Segment Start: MATERIALS PROVIDED
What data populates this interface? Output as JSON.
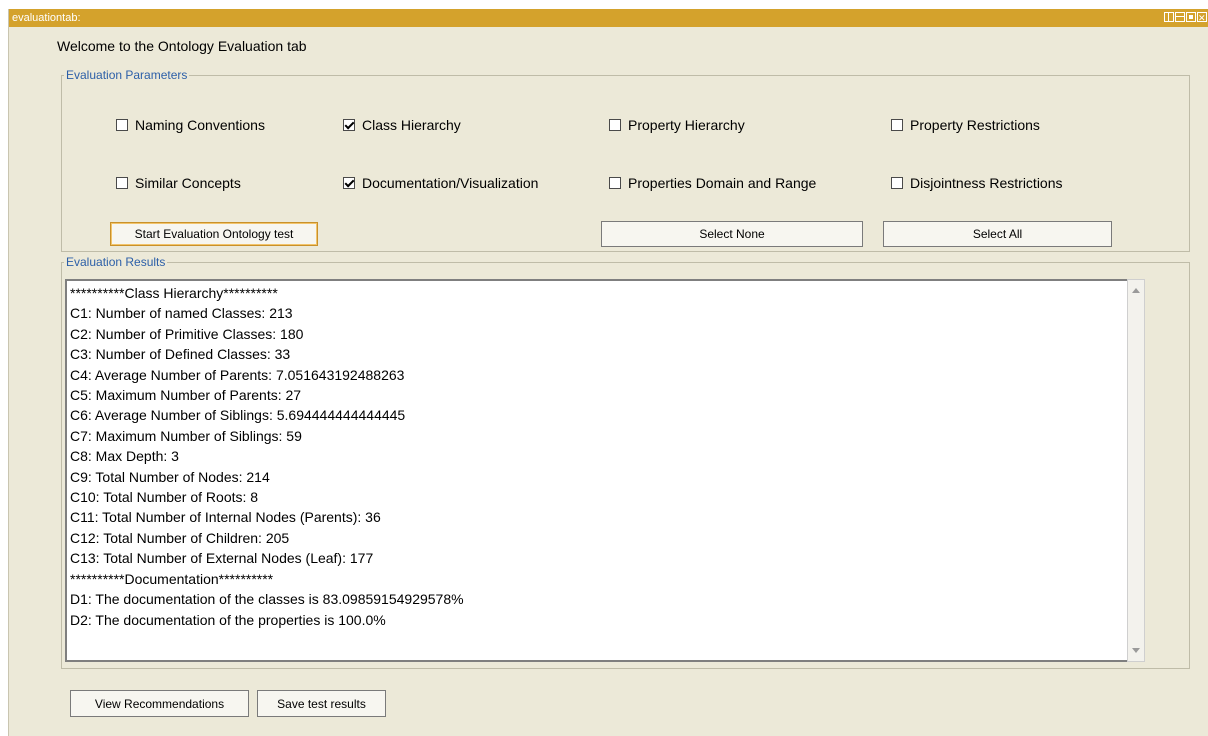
{
  "window": {
    "title": "evaluationtab:"
  },
  "welcome": "Welcome to the Ontology Evaluation tab",
  "parameters": {
    "legend": "Evaluation Parameters",
    "checkboxes": [
      {
        "label": "Naming Conventions",
        "checked": false
      },
      {
        "label": "Class Hierarchy",
        "checked": true
      },
      {
        "label": "Property Hierarchy",
        "checked": false
      },
      {
        "label": "Property Restrictions",
        "checked": false
      },
      {
        "label": "Similar Concepts",
        "checked": false
      },
      {
        "label": "Documentation/Visualization",
        "checked": true
      },
      {
        "label": "Properties Domain and Range",
        "checked": false
      },
      {
        "label": "Disjointness Restrictions",
        "checked": false
      }
    ],
    "start_button": "Start Evaluation Ontology test",
    "select_none": "Select None",
    "select_all": "Select All"
  },
  "results": {
    "legend": "Evaluation Results",
    "lines": [
      "**********Class Hierarchy**********",
      "C1: Number of named Classes: 213",
      "C2: Number of Primitive Classes: 180",
      "C3: Number of Defined Classes: 33",
      "C4: Average Number of Parents: 7.051643192488263",
      "C5: Maximum Number of Parents: 27",
      "C6: Average Number of Siblings: 5.694444444444445",
      "C7: Maximum Number of Siblings: 59",
      "C8: Max Depth: 3",
      "C9: Total Number of Nodes: 214",
      "C10: Total Number of Roots: 8",
      "C11: Total Number of Internal Nodes (Parents): 36",
      "C12: Total Number of Children: 205",
      "C13: Total Number of External Nodes (Leaf): 177",
      "**********Documentation**********",
      "D1: The documentation of the classes is 83.09859154929578%",
      "D2: The documentation of the properties is 100.0%"
    ]
  },
  "footer": {
    "view_recommendations": "View Recommendations",
    "save_results": "Save test results"
  }
}
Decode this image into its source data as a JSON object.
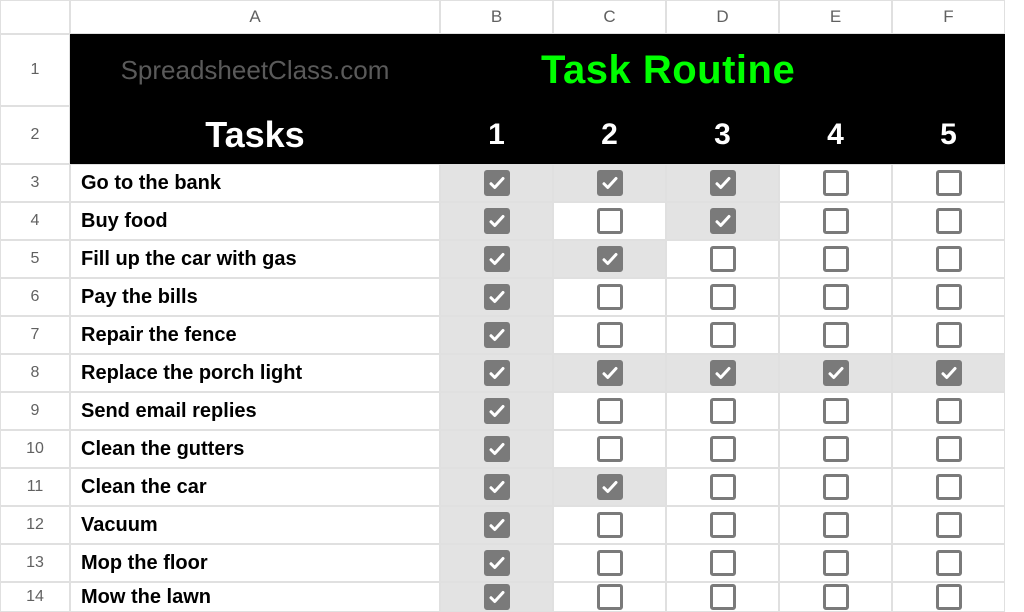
{
  "columns": [
    "A",
    "B",
    "C",
    "D",
    "E",
    "F"
  ],
  "rowNumbers": [
    1,
    2,
    3,
    4,
    5,
    6,
    7,
    8,
    9,
    10,
    11,
    12,
    13,
    14
  ],
  "header1": {
    "left": "SpreadsheetClass.com",
    "right": "Task Routine"
  },
  "header2": {
    "tasks": "Tasks",
    "nums": [
      "1",
      "2",
      "3",
      "4",
      "5"
    ]
  },
  "tasks": [
    {
      "label": "Go to the bank",
      "checks": [
        true,
        true,
        true,
        false,
        false
      ],
      "shaded": [
        true,
        true,
        true,
        false,
        false
      ]
    },
    {
      "label": "Buy food",
      "checks": [
        true,
        false,
        true,
        false,
        false
      ],
      "shaded": [
        true,
        false,
        true,
        false,
        false
      ]
    },
    {
      "label": "Fill up the car with gas",
      "checks": [
        true,
        true,
        false,
        false,
        false
      ],
      "shaded": [
        true,
        true,
        false,
        false,
        false
      ]
    },
    {
      "label": "Pay the bills",
      "checks": [
        true,
        false,
        false,
        false,
        false
      ],
      "shaded": [
        true,
        false,
        false,
        false,
        false
      ]
    },
    {
      "label": "Repair the fence",
      "checks": [
        true,
        false,
        false,
        false,
        false
      ],
      "shaded": [
        true,
        false,
        false,
        false,
        false
      ]
    },
    {
      "label": "Replace the porch light",
      "checks": [
        true,
        true,
        true,
        true,
        true
      ],
      "shaded": [
        true,
        true,
        true,
        true,
        true
      ]
    },
    {
      "label": "Send email replies",
      "checks": [
        true,
        false,
        false,
        false,
        false
      ],
      "shaded": [
        true,
        false,
        false,
        false,
        false
      ]
    },
    {
      "label": "Clean the gutters",
      "checks": [
        true,
        false,
        false,
        false,
        false
      ],
      "shaded": [
        true,
        false,
        false,
        false,
        false
      ]
    },
    {
      "label": "Clean the car",
      "checks": [
        true,
        true,
        false,
        false,
        false
      ],
      "shaded": [
        true,
        true,
        false,
        false,
        false
      ]
    },
    {
      "label": "Vacuum",
      "checks": [
        true,
        false,
        false,
        false,
        false
      ],
      "shaded": [
        true,
        false,
        false,
        false,
        false
      ]
    },
    {
      "label": "Mop the floor",
      "checks": [
        true,
        false,
        false,
        false,
        false
      ],
      "shaded": [
        true,
        false,
        false,
        false,
        false
      ]
    },
    {
      "label": "Mow the lawn",
      "checks": [
        true,
        false,
        false,
        false,
        false
      ],
      "shaded": [
        true,
        false,
        false,
        false,
        false
      ]
    }
  ]
}
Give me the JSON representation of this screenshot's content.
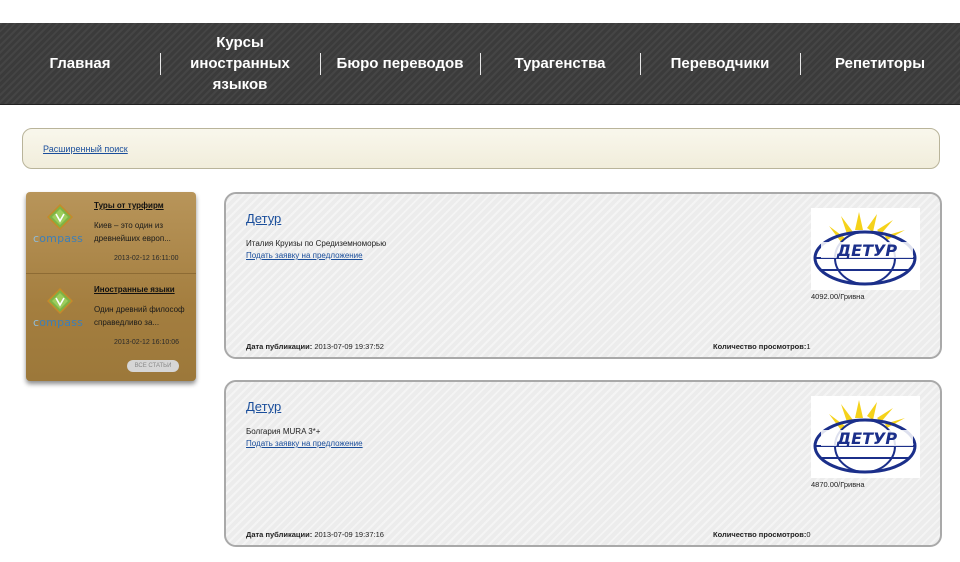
{
  "nav": {
    "items": [
      {
        "label": "Главная"
      },
      {
        "label": "Курсы иностранных языков"
      },
      {
        "label": "Бюро переводов"
      },
      {
        "label": "Турагенства"
      },
      {
        "label": "Переводчики"
      },
      {
        "label": "Репетиторы"
      }
    ]
  },
  "search": {
    "advanced_link": "Расширенный поиск"
  },
  "sidebar": {
    "logo_text": "compass",
    "articles": [
      {
        "title": "Туры от турфирм",
        "excerpt": "Киев – это один из древнейших европ...",
        "date": "2013-02-12 16:11:00"
      },
      {
        "title": "Иностранные языки",
        "excerpt": "Один древний философ справедливо за...",
        "date": "2013-02-12 16:10:06"
      }
    ],
    "all_articles_label": "ВСЕ СТАТЬИ"
  },
  "offers": [
    {
      "title": "Детур",
      "description": "Италия Круизы по Средиземноморью",
      "request_link": "Подать заявку на предложение",
      "price": "4092.00/Гривна",
      "date_label": "Дата публикации:",
      "date": "2013-07-09 19:37:52",
      "views_label": "Количество просмотров:",
      "views": "1",
      "logo_text": "ДЕТУР"
    },
    {
      "title": "Детур",
      "description": "Болгария MURA 3*+",
      "request_link": "Подать заявку на предложение",
      "price": "4870.00/Гривна",
      "date_label": "Дата публикации:",
      "date": "2013-07-09 19:37:16",
      "views_label": "Количество просмотров:",
      "views": "0",
      "logo_text": "ДЕТУР"
    }
  ],
  "colors": {
    "nav_bg": "#3b3b3b",
    "link": "#1a4e9b",
    "sidebar_bg": "#a98546",
    "logo_blue": "#1b2f8a",
    "logo_yellow": "#f5d21a"
  }
}
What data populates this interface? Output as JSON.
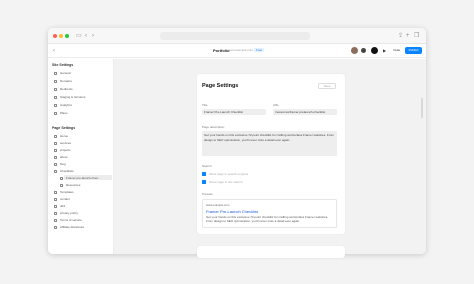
{
  "browser": {
    "back_icon": "chevron-left-icon",
    "forward_icon": "chevron-right-icon",
    "share_icon": "share-icon",
    "new_tab_icon": "plus-icon",
    "tabs_icon": "tabs-icon",
    "dot_colors": [
      "#ff5f57",
      "#febc2e",
      "#28c840"
    ]
  },
  "appbar": {
    "title": "Portfolio",
    "subtitle": "www.example.com",
    "badge": "Free",
    "invite_label": "Invite",
    "publish_label": "Publish",
    "play_icon": "play-icon"
  },
  "sidebar": {
    "site_settings_heading": "Site Settings",
    "site_items": [
      {
        "label": "General",
        "icon": "gear-icon"
      },
      {
        "label": "Domains",
        "icon": "globe-icon"
      },
      {
        "label": "Redirects",
        "icon": "redirect-icon"
      },
      {
        "label": "Staging & Versions",
        "icon": "layers-icon"
      },
      {
        "label": "Analytics",
        "icon": "chart-icon"
      },
      {
        "label": "Plans",
        "icon": "card-icon"
      }
    ],
    "page_settings_heading": "Page Settings",
    "page_items": [
      {
        "label": "Home",
        "icon": "page-icon"
      },
      {
        "label": "services",
        "icon": "page-icon"
      },
      {
        "label": "projects",
        "icon": "page-icon"
      },
      {
        "label": "about",
        "icon": "page-icon"
      },
      {
        "label": "blog",
        "icon": "page-icon"
      },
      {
        "label": "Checklists",
        "icon": "folder-icon"
      },
      {
        "label": "Framer pre-launch-chec...",
        "icon": "page-icon"
      },
      {
        "label": "Resources",
        "icon": "folder-icon"
      },
      {
        "label": "Templates",
        "icon": "folder-icon"
      },
      {
        "label": "contact",
        "icon": "page-icon"
      },
      {
        "label": "404",
        "icon": "page-icon"
      },
      {
        "label": "privacy policy",
        "icon": "page-icon"
      },
      {
        "label": "Terms of service",
        "icon": "page-icon"
      },
      {
        "label": "Affiliate disclosure",
        "icon": "page-icon"
      }
    ]
  },
  "page": {
    "title": "Page Settings",
    "save_label": "Save",
    "title_label": "Title",
    "title_value": "Framer Pre-Launch Checklist",
    "url_label": "URL",
    "url_value": "/resources/framer-prelaunch-checklist",
    "description_label": "Page description",
    "description_value": "Get your hands on this exclusive 72-point checklist for crafting world-class Framer websites. From design to SEO optimization, you'll never miss a detail ever again.",
    "search_label": "Search",
    "search_opt1": "Allow page to search engines",
    "search_opt2": "Show page in site search",
    "preview_label": "Preview",
    "preview_url": "www.example.com",
    "preview_title": "Framer Pre-Launch Checklist",
    "preview_desc": "Get your hands on this exclusive 72-point checklist for crafting world-class Framer websites. From design to SEO optimization, you'll never miss a detail ever again."
  },
  "colors": {
    "accent": "#0a84ff",
    "link": "#1a56db"
  }
}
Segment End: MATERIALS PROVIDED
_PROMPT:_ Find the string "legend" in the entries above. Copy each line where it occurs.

_YOUR SOLUTION:_
    "legend": "Evaluation Parameters",
    "legend": "Evaluation Results",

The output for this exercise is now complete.